In recent days, the Fed's interest rate hike and the dollar's rise have tested emerging market countries.
The Argentine peso, the Turkish lira and the Russian rouble have all suffered a relatively large devaluation, while the currencies of India, Indonesia, South Africa and Brazil are also facing tests. "Now the dollar and U.S. stocks are moving up," he said. Xu Mingchi, deputy director of the Institute of World Economics at the Shanghai Academy of Social Sciences, told reporters that this short-term impact on the market, some countries will be affected, if the long-term further decline in these countries ' currencies, will affect our trade and investment between these countries. "However, some countries have their own special reasons for the fall in currency exchange rates." Argentina, for example, is one of the main reasons for the peso's decline due to its inability to repay its debt.
"Xu Mingchi that this wave of declines is estimated to be short-term.
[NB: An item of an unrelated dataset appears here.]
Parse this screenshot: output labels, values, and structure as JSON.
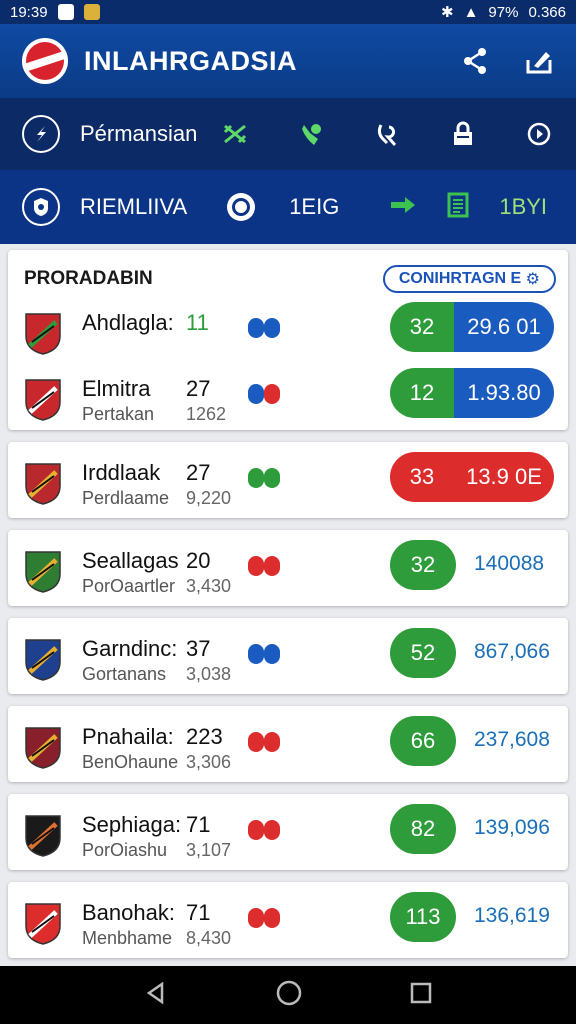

How should China's financial regulators and Chinese companies cope with a sharp fall in the exchange rate of multinational currencies? In the case of Sheihui, Ph. D., a doctor at the Academy of Social Sciences, China is very different from these countries, and the renminbi does not have such a slump, so we can do our own thing in the current situation.
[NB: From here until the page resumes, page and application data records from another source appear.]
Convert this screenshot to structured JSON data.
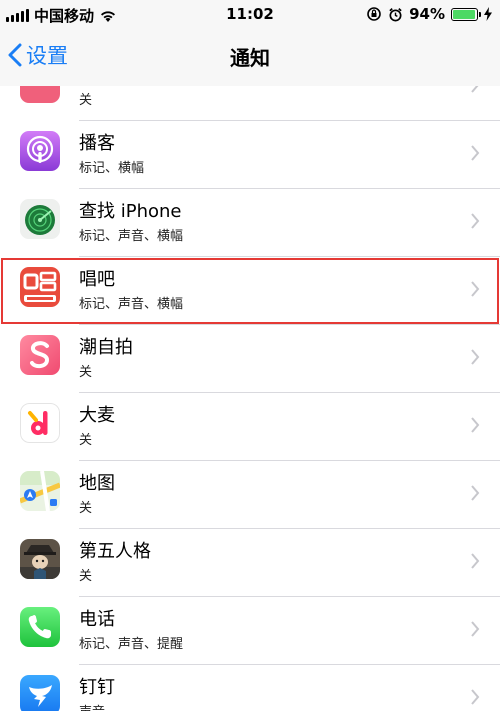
{
  "status_bar": {
    "carrier": "中国移动",
    "time": "11:02",
    "battery": "94%",
    "battery_level": 0.94
  },
  "nav": {
    "back_label": "设置",
    "title": "通知"
  },
  "list": {
    "partial_item_status": "关",
    "items": [
      {
        "name": "播客",
        "status": "标记、横幅",
        "icon": "podcasts-icon",
        "color": "#b150e2"
      },
      {
        "name": "查找 iPhone",
        "status": "标记、声音、横幅",
        "icon": "find-iphone-icon",
        "color": "#3cc35a"
      },
      {
        "name": "唱吧",
        "status": "标记、声音、横幅",
        "icon": "changba-icon",
        "color": "#e94b3c"
      },
      {
        "name": "潮自拍",
        "status": "关",
        "icon": "chaozipai-icon",
        "color": "#f5577a"
      },
      {
        "name": "大麦",
        "status": "关",
        "icon": "damai-icon",
        "color": "#ff2d64"
      },
      {
        "name": "地图",
        "status": "关",
        "icon": "maps-icon",
        "color": "#4a90e2"
      },
      {
        "name": "第五人格",
        "status": "关",
        "icon": "identity-v-icon",
        "color": "#6b5a48"
      },
      {
        "name": "电话",
        "status": "标记、声音、提醒",
        "icon": "phone-icon",
        "color": "#4cd964"
      },
      {
        "name": "钉钉",
        "status": "声音",
        "icon": "dingtalk-icon",
        "color": "#1d8cf8"
      }
    ]
  }
}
Zhang Ming, chief economist of Ping An securities and a researcher at the Institute of Social Sciences, said that China does not have to follow suit to raise interest rates in the face of US interest rate hikes.